**EXERCISE DATA:**

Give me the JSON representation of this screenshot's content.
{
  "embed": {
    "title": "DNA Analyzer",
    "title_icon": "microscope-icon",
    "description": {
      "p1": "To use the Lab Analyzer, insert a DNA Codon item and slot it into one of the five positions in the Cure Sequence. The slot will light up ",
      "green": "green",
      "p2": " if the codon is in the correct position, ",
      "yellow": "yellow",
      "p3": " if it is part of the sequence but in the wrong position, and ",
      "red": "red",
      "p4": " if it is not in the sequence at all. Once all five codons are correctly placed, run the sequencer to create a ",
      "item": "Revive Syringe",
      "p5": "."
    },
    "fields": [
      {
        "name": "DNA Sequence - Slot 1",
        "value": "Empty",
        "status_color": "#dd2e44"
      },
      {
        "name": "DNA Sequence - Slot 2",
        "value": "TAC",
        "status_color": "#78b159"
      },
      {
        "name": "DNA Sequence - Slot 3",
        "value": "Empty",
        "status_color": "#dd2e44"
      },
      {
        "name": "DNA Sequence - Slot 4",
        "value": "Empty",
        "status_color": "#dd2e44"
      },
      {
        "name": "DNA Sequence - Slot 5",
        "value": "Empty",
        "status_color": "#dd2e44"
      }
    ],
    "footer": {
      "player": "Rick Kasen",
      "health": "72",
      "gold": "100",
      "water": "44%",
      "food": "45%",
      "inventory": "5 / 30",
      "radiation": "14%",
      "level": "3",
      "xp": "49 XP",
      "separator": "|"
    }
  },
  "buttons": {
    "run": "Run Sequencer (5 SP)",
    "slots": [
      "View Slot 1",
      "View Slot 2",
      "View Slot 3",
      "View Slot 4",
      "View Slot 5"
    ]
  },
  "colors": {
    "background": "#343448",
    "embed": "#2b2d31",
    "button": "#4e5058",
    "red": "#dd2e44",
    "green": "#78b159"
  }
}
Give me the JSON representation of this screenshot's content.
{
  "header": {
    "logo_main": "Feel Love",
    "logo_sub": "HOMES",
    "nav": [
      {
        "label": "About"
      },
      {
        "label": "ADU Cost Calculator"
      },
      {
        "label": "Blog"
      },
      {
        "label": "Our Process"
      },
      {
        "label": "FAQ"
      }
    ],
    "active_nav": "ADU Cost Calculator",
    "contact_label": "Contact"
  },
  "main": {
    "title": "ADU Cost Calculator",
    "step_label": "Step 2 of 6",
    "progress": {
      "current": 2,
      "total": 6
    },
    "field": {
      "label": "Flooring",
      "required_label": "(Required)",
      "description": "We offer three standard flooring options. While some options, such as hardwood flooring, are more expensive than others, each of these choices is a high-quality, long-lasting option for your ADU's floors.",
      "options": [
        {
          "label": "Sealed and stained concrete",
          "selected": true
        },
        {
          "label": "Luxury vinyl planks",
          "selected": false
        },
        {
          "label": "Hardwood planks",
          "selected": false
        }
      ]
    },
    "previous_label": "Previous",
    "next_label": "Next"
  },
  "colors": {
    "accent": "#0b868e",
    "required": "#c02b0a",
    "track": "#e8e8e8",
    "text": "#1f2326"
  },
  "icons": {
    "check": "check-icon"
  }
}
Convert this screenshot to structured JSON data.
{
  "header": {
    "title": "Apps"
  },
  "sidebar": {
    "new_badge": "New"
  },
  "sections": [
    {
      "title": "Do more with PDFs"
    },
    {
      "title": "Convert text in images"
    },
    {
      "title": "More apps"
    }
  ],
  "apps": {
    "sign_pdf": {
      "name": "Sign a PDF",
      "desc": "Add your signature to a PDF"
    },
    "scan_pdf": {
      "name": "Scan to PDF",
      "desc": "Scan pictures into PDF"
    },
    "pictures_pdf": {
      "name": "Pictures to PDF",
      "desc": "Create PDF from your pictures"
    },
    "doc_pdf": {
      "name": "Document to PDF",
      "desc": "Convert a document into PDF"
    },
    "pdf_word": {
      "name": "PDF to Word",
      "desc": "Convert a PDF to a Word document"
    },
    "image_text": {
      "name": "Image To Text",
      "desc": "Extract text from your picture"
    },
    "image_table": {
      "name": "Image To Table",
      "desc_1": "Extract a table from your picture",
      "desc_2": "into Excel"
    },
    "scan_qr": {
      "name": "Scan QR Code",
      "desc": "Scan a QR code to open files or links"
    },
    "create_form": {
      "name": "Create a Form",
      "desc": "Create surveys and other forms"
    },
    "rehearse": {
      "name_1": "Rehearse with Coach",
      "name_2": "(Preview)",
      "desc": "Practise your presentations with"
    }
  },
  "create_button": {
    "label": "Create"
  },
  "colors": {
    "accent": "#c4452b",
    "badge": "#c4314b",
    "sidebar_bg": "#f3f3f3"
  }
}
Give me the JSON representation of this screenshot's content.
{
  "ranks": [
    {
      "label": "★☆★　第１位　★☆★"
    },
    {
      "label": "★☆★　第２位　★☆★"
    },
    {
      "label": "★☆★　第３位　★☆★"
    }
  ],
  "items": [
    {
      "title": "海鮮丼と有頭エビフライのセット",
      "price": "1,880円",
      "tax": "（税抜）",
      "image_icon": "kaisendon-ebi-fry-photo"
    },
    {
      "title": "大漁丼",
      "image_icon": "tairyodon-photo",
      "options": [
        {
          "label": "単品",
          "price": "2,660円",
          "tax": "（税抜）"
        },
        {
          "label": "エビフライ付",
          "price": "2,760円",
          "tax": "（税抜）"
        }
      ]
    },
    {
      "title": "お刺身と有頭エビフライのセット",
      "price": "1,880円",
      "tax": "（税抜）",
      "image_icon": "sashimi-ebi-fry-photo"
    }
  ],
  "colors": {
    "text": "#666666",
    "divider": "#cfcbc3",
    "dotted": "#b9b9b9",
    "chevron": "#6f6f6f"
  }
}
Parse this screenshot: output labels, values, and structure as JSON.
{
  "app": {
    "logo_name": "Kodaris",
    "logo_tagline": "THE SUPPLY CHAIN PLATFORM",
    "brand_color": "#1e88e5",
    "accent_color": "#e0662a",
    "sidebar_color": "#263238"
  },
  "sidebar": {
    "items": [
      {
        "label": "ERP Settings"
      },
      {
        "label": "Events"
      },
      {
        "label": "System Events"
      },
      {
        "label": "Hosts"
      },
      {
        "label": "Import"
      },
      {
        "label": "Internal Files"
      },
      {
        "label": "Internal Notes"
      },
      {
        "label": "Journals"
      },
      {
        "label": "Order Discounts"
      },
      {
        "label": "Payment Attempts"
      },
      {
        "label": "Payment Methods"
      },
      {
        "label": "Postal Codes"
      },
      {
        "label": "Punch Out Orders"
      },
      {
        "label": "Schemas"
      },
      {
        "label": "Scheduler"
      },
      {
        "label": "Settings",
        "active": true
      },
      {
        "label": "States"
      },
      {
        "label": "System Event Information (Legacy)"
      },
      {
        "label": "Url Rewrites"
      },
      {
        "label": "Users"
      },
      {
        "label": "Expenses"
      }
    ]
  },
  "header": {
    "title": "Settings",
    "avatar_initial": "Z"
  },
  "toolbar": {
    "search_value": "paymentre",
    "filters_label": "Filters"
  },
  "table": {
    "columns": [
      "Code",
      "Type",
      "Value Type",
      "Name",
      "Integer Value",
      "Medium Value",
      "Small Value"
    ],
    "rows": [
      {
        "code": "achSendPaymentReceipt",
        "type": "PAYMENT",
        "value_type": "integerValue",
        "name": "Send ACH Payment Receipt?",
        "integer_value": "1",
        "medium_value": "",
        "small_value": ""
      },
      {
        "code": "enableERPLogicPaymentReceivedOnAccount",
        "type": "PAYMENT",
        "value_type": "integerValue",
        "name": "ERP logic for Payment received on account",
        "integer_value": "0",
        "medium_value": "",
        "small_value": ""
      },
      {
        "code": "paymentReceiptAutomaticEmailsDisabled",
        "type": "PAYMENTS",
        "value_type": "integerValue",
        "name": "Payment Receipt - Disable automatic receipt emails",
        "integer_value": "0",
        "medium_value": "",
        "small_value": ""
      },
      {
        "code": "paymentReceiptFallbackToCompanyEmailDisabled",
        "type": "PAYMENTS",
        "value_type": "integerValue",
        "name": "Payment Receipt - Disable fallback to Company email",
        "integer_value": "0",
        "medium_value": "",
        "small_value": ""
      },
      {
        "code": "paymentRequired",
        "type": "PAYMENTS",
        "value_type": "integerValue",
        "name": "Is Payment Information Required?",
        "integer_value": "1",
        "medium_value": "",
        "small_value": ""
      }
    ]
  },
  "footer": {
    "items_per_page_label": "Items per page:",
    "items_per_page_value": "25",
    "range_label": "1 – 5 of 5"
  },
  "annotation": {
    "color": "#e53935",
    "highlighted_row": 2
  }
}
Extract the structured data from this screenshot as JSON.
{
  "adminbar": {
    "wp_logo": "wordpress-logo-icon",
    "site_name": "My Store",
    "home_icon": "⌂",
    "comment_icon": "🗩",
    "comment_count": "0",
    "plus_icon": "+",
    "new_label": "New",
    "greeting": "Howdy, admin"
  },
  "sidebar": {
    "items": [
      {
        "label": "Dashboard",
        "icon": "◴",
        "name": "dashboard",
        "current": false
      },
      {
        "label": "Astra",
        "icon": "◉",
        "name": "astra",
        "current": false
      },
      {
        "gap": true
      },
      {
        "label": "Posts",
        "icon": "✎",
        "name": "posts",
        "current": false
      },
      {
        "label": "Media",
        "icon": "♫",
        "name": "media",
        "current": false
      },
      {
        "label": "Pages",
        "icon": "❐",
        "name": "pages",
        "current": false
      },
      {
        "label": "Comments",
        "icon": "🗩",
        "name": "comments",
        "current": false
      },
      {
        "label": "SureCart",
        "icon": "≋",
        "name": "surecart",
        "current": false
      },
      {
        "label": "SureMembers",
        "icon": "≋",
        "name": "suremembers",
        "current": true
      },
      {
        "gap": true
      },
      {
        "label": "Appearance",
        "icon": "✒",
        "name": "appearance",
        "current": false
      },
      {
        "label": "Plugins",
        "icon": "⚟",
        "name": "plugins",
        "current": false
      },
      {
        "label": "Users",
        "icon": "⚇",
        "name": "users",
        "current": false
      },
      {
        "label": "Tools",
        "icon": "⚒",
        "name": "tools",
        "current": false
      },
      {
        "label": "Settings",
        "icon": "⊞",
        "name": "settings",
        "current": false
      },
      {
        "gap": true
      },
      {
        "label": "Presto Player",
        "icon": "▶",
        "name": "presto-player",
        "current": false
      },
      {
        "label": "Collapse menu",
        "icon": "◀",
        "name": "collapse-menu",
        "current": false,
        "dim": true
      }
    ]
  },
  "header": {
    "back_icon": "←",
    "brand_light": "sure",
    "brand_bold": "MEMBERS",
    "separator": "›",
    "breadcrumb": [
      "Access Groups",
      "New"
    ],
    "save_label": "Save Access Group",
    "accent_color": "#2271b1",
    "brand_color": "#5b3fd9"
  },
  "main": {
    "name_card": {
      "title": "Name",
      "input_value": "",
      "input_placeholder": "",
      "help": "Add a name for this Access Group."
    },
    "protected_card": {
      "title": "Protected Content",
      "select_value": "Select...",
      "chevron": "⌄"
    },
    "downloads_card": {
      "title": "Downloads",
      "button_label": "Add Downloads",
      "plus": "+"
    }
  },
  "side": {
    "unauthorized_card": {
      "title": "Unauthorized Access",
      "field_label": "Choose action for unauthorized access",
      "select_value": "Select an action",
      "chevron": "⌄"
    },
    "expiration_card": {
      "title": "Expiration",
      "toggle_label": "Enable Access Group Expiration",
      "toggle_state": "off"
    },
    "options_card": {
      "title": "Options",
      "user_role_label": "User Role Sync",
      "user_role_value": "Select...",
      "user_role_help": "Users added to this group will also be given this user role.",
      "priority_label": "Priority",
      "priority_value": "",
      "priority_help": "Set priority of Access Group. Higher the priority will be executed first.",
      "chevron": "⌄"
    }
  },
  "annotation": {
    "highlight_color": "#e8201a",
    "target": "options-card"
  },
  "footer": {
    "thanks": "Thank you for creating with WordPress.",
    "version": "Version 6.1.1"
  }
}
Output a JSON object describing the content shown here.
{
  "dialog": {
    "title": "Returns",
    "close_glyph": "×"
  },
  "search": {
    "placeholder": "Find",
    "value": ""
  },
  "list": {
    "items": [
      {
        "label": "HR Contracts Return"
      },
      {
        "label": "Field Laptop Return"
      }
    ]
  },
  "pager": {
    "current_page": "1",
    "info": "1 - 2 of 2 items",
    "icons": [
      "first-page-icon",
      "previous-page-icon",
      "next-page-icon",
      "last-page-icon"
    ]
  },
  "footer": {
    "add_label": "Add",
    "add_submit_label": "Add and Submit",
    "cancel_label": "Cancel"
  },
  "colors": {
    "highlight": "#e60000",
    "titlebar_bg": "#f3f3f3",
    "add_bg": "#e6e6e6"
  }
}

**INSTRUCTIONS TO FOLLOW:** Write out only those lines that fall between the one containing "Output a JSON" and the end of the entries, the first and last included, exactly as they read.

**SOLUTION FOR THIS PROBLEM:**
Output a JSON object describing the content shown here.
{
  "dialog": {
    "title": "Returns",
    "close_glyph": "×"
  },
  "search": {
    "placeholder": "Find",
    "value": ""
  },
  "list": {
    "items": [
      {
        "label": "HR Contracts Return"
      },
      {
        "label": "Field Laptop Return"
      }
    ]
  },
  "pager": {
    "current_page": "1",
    "info": "1 - 2 of 2 items",
    "icons": [
      "first-page-icon",
      "previous-page-icon",
      "next-page-icon",
      "last-page-icon"
    ]
  },
  "footer": {
    "add_label": "Add",
    "add_submit_label": "Add and Submit",
    "cancel_label": "Cancel"
  },
  "colors": {
    "highlight": "#e60000",
    "titlebar_bg": "#f3f3f3",
    "add_bg": "#e6e6e6"
  }
}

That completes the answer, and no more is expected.